Blue Car

   After she got the car she and the baby went out every day. Before, they used her bike and even though it was nice seeing how people stopped and smiled as they rode by, pointing at the baby's crash helmet and laughing delightedly, the weather often kept them indoors. Now that she had the car they went anywhere they liked, anytime.

   They started by going shopping. She took the baby to the grocery store for extra milk and eggs, a bottle of seltzer water, yogurt, cereal, green peppers, tomato sauce -- whatever they were out of at home. The baby rode on the special plastic seat for babies that was built on to the grocery cart.

   But these trips were so brief and so mundane. They accomplished something -- the getting of food -- but that was all. Soon she was taking the baby to the Mall. The Mall was on the south end of town, a longer drive and when they got there, an experience that was more complex. There were buggies for rent at the Mall. Heavy contraptions with stout wheels and steel seats. Baby was strapped in and they toured the stores. There was never any need to buy things. They searched through the plate-glass windows, studying mannequins, the colors of clothing, displays of chocolates, eyeglasses, perfumes, gold and silver rings. None of this really interested her, the baby was interested by everything.
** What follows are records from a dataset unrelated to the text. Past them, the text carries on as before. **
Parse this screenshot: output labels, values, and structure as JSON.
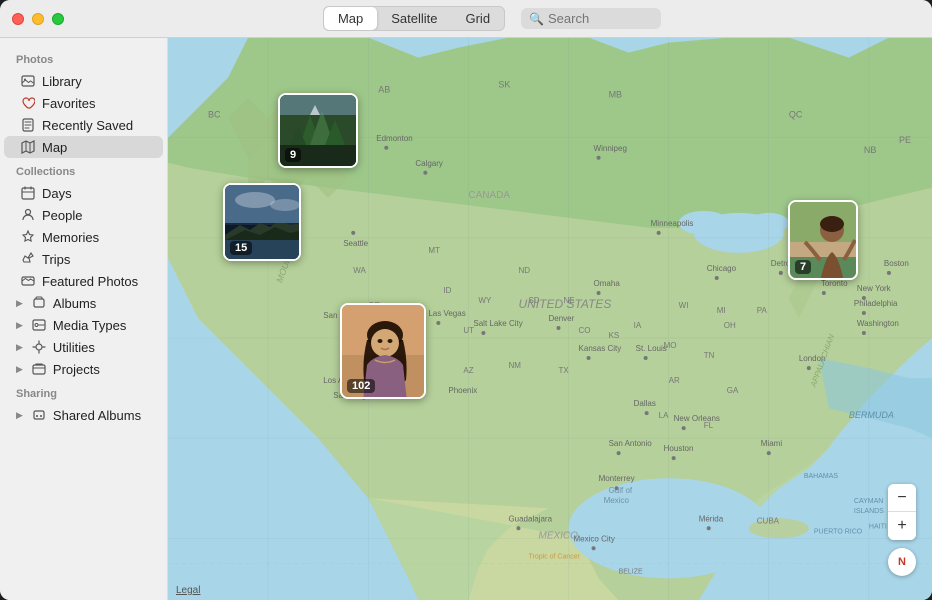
{
  "window": {
    "title": "Photos"
  },
  "titlebar": {
    "traffic_lights": [
      "red",
      "yellow",
      "green"
    ]
  },
  "view_tabs": {
    "tabs": [
      {
        "label": "Map",
        "active": true
      },
      {
        "label": "Satellite",
        "active": false
      },
      {
        "label": "Grid",
        "active": false
      }
    ],
    "search_placeholder": "Search"
  },
  "sidebar": {
    "photos_section": "Photos",
    "photos_items": [
      {
        "label": "Library",
        "icon": "📷"
      },
      {
        "label": "Favorites",
        "icon": "♡"
      },
      {
        "label": "Recently Saved",
        "icon": "↑"
      },
      {
        "label": "Map",
        "icon": "🗺",
        "active": true
      }
    ],
    "collections_section": "Collections",
    "collections_items": [
      {
        "label": "Days",
        "icon": "📅"
      },
      {
        "label": "People",
        "icon": "👤"
      },
      {
        "label": "Memories",
        "icon": "✨"
      },
      {
        "label": "Trips",
        "icon": "✈"
      },
      {
        "label": "Featured Photos",
        "icon": "⭐"
      }
    ],
    "group_items": [
      {
        "label": "Albums"
      },
      {
        "label": "Media Types"
      },
      {
        "label": "Utilities"
      },
      {
        "label": "Projects"
      }
    ],
    "sharing_section": "Sharing",
    "shared_items": [
      {
        "label": "Shared Albums"
      }
    ]
  },
  "map": {
    "clusters": [
      {
        "id": "cluster1",
        "count": "9",
        "top": "60",
        "left": "120",
        "width": "80",
        "height": "75",
        "type": "forest"
      },
      {
        "id": "cluster2",
        "count": "15",
        "top": "150",
        "left": "65",
        "width": "78",
        "height": "78",
        "type": "coast"
      },
      {
        "id": "cluster3",
        "count": "7",
        "top": "168",
        "left": "620",
        "width": "70",
        "height": "80",
        "type": "portrait"
      },
      {
        "id": "cluster4",
        "count": "102",
        "top": "270",
        "left": "175",
        "width": "85",
        "height": "95",
        "type": "girl"
      }
    ],
    "legal_text": "Legal"
  },
  "map_controls": {
    "zoom_in": "+",
    "zoom_out": "−",
    "compass": "N"
  }
}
They returned home exhausted.

   The car was a wonderful force. It was ocean blue and rusted in places but the steering wheel was thick as a sausage and good for gripping. The engine ran quiet and clean. She bought a carseat for the baby that was blue like the car and cushioned on every side like a test pilot's pod. The baby learned to lift his arms and seemed to welcome the safety straps that held him.
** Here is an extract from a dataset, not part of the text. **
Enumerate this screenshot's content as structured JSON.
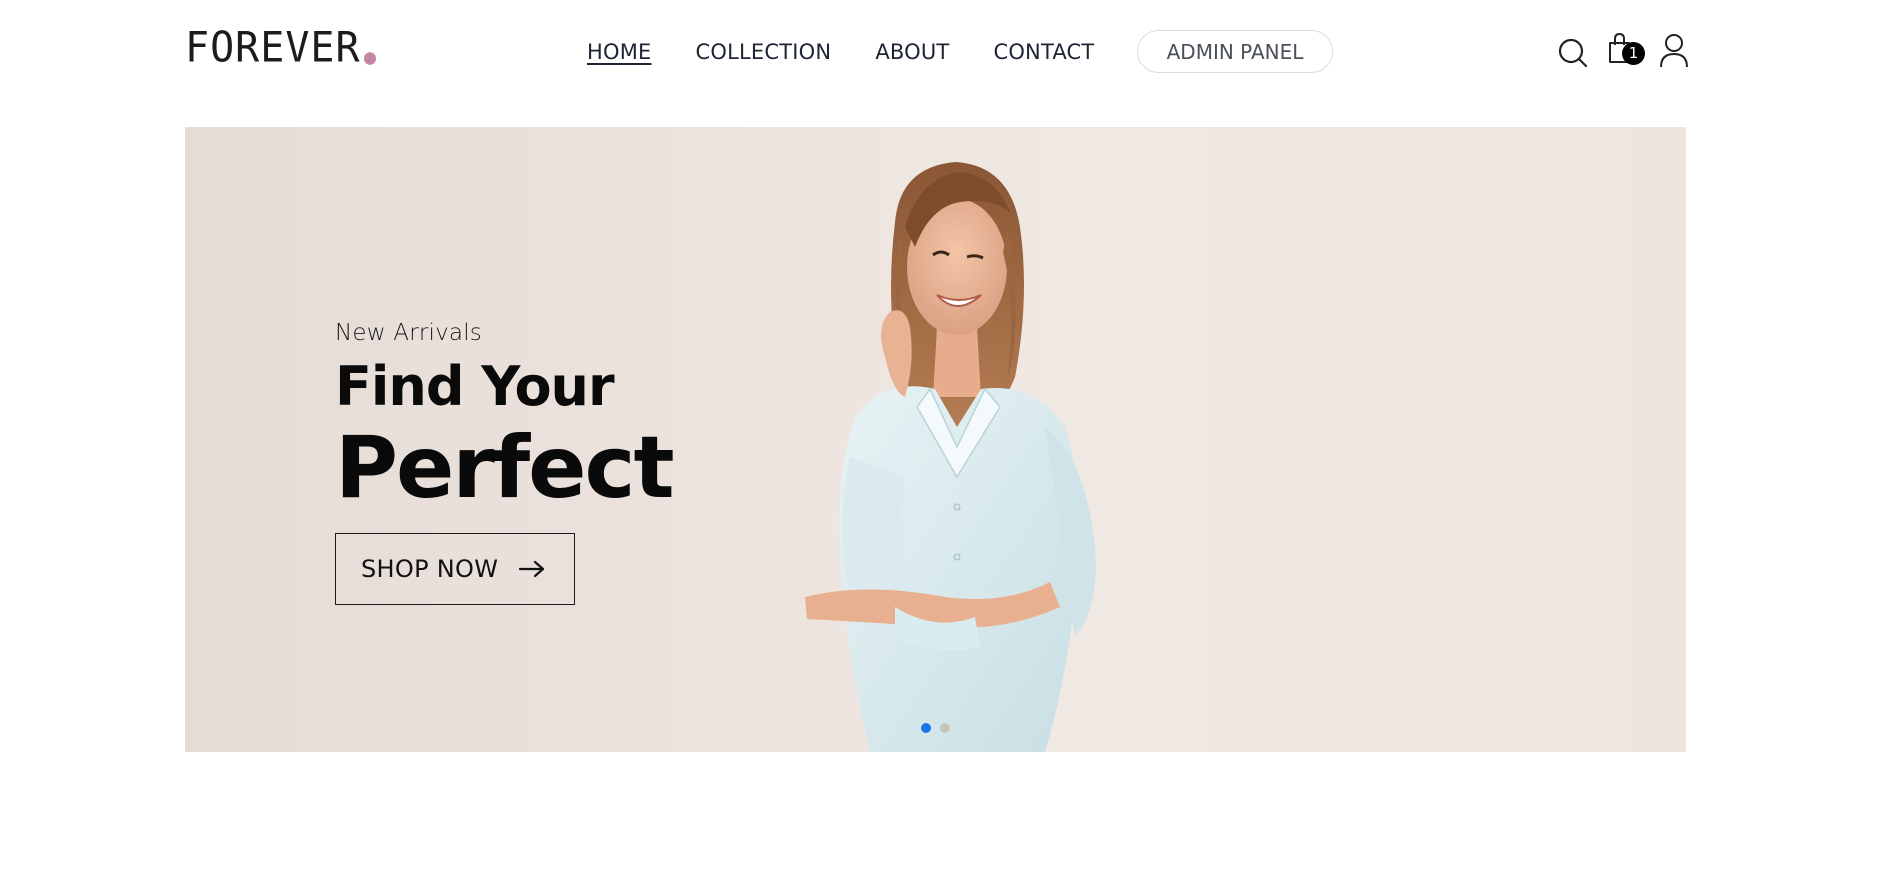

   They began going for drives. There was no purpose, no destination. There was nothing she wanted to spend her money on and nothing in town attracted her. She drove beneath the flickering light of trees, stirred tall grasses by the side of the road, through heavy gusts of wind. The sky darkened, rain fell, she turned on the windshield wipers.

   Her husband, home from work, asked her what she did.

   Nothing, she said, we went for a drive.

   From the bedroom where he changed his clothes the husband asked what was for dinner. That soup again, she said. Baby clapped his hands and shouted. The empty wineglasses on the dining room table trembled against each other, vibrating musically as traffic passed on the street outside.